**THE TASK:** Everything in the listing should be restated word for word.

**INFORMATION PROVIDED:**
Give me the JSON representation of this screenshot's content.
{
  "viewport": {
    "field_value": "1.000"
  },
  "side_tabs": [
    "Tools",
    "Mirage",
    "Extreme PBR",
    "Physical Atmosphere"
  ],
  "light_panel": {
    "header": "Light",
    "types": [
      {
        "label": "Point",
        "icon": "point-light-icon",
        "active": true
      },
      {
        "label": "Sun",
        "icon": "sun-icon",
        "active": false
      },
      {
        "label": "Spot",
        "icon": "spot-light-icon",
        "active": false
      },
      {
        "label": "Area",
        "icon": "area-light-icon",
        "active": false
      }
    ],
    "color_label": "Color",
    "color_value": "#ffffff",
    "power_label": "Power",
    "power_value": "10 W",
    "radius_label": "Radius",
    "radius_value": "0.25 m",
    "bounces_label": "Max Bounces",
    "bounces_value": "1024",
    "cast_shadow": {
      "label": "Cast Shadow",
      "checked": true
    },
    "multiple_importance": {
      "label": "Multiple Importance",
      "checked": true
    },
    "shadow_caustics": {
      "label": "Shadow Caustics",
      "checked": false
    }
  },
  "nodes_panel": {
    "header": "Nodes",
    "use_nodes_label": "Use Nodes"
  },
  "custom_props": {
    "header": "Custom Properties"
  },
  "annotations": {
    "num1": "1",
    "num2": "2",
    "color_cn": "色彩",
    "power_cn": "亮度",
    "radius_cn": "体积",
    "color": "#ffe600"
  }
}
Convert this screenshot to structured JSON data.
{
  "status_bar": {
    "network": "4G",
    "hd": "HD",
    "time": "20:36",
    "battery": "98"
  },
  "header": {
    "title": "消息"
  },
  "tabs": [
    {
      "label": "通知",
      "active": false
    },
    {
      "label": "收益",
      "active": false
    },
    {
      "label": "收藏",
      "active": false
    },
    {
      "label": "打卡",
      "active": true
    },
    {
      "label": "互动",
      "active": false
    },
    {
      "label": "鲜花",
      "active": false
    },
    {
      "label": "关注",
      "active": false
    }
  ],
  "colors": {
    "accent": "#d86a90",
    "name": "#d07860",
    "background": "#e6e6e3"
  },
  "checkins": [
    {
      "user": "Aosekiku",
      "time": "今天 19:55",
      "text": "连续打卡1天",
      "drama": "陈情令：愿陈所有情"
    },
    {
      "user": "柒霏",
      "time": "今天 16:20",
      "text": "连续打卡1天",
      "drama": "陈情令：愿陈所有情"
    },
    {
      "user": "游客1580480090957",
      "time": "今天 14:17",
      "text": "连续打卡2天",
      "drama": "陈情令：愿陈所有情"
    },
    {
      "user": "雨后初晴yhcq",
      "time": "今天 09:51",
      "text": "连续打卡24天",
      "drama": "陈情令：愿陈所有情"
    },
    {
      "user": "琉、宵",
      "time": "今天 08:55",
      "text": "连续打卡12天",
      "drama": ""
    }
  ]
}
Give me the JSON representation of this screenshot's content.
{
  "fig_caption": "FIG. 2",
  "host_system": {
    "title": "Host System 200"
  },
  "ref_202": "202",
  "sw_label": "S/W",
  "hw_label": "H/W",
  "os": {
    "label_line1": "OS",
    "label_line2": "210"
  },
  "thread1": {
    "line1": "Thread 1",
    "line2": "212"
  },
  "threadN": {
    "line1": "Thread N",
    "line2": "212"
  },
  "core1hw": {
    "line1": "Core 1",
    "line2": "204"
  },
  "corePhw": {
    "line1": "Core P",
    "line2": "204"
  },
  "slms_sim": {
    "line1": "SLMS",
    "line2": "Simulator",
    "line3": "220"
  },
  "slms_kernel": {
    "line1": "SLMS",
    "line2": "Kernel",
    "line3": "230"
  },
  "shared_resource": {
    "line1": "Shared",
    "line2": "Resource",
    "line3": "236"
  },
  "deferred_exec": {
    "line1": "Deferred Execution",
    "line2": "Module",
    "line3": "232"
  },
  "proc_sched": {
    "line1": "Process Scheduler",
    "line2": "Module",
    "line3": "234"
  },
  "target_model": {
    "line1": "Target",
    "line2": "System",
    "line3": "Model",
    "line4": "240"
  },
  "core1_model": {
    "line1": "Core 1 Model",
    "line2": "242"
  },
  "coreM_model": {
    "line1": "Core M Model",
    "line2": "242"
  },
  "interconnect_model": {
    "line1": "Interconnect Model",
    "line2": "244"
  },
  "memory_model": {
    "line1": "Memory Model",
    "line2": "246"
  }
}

**WRITTEN ANSWER:**
Give me the JSON representation of this screenshot's content.
{
  "viewport": {
    "field_value": "1.000"
  },
  "side_tabs": [
    "Tools",
    "Mirage",
    "Extreme PBR",
    "Physical Atmosphere"
  ],
  "light_panel": {
    "header": "Light",
    "types": [
      {
        "label": "Point",
        "icon": "point-light-icon",
        "active": true
      },
      {
        "label": "Sun",
        "icon": "sun-icon",
        "active": false
      },
      {
        "label": "Spot",
        "icon": "spot-light-icon",
        "active": false
      },
      {
        "label": "Area",
        "icon": "area-light-icon",
        "active": false
      }
    ],
    "color_label": "Color",
    "color_value": "#ffffff",
    "power_label": "Power",
    "power_value": "10 W",
    "radius_label": "Radius",
    "radius_value": "0.25 m",
    "bounces_label": "Max Bounces",
    "bounces_value": "1024",
    "cast_shadow": {
      "label": "Cast Shadow",
      "checked": true
    },
    "multiple_importance": {
      "label": "Multiple Importance",
      "checked": true
    },
    "shadow_caustics": {
      "label": "Shadow Caustics",
      "checked": false
    }
  },
  "nodes_panel": {
    "header": "Nodes",
    "use_nodes_label": "Use Nodes"
  },
  "custom_props": {
    "header": "Custom Properties"
  },
  "annotations": {
    "num1": "1",
    "num2": "2",
    "color_cn": "色彩",
    "power_cn": "亮度",
    "radius_cn": "体积",
    "color": "#ffe600"
  }
}
Convert this screenshot to structured JSON data.
{
  "status_bar": {
    "network": "4G",
    "hd": "HD",
    "time": "20:36",
    "battery": "98"
  },
  "header": {
    "title": "消息"
  },
  "tabs": [
    {
      "label": "通知",
      "active": false
    },
    {
      "label": "收益",
      "active": false
    },
    {
      "label": "收藏",
      "active": false
    },
    {
      "label": "打卡",
      "active": true
    },
    {
      "label": "互动",
      "active": false
    },
    {
      "label": "鲜花",
      "active": false
    },
    {
      "label": "关注",
      "active": false
    }
  ],
  "colors": {
    "accent": "#d86a90",
    "name": "#d07860",
    "background": "#e6e6e3"
  },
  "checkins": [
    {
      "user": "Aosekiku",
      "time": "今天 19:55",
      "text": "连续打卡1天",
      "drama": "陈情令：愿陈所有情"
    },
    {
      "user": "柒霏",
      "time": "今天 16:20",
      "text": "连续打卡1天",
      "drama": "陈情令：愿陈所有情"
    },
    {
      "user": "游客1580480090957",
      "time": "今天 14:17",
      "text": "连续打卡2天",
      "drama": "陈情令：愿陈所有情"
    },
    {
      "user": "雨后初晴yhcq",
      "time": "今天 09:51",
      "text": "连续打卡24天",
      "drama": "陈情令：愿陈所有情"
    },
    {
      "user": "琉、宵",
      "time": "今天 08:55",
      "text": "连续打卡12天",
      "drama": ""
    }
  ]
}
Give me the JSON representation of this screenshot's content.
{
  "fig_caption": "FIG. 2",
  "host_system": {
    "title": "Host System 200"
  },
  "ref_202": "202",
  "sw_label": "S/W",
  "hw_label": "H/W",
  "os": {
    "label_line1": "OS",
    "label_line2": "210"
  },
  "thread1": {
    "line1": "Thread 1",
    "line2": "212"
  },
  "threadN": {
    "line1": "Thread N",
    "line2": "212"
  },
  "core1hw": {
    "line1": "Core 1",
    "line2": "204"
  },
  "corePhw": {
    "line1": "Core P",
    "line2": "204"
  },
  "slms_sim": {
    "line1": "SLMS",
    "line2": "Simulator",
    "line3": "220"
  },
  "slms_kernel": {
    "line1": "SLMS",
    "line2": "Kernel",
    "line3": "230"
  },
  "shared_resource": {
    "line1": "Shared",
    "line2": "Resource",
    "line3": "236"
  },
  "deferred_exec": {
    "line1": "Deferred Execution",
    "line2": "Module",
    "line3": "232"
  },
  "proc_sched": {
    "line1": "Process Scheduler",
    "line2": "Module",
    "line3": "234"
  },
  "target_model": {
    "line1": "Target",
    "line2": "System",
    "line3": "Model",
    "line4": "240"
  },
  "core1_model": {
    "line1": "Core 1 Model",
    "line2": "242"
  },
  "coreM_model": {
    "line1": "Core M Model",
    "line2": "242"
  },
  "interconnect_model": {
    "line1": "Interconnect Model",
    "line2": "244"
  },
  "memory_model": {
    "line1": "Memory Model",
    "line2": "246"
  }
}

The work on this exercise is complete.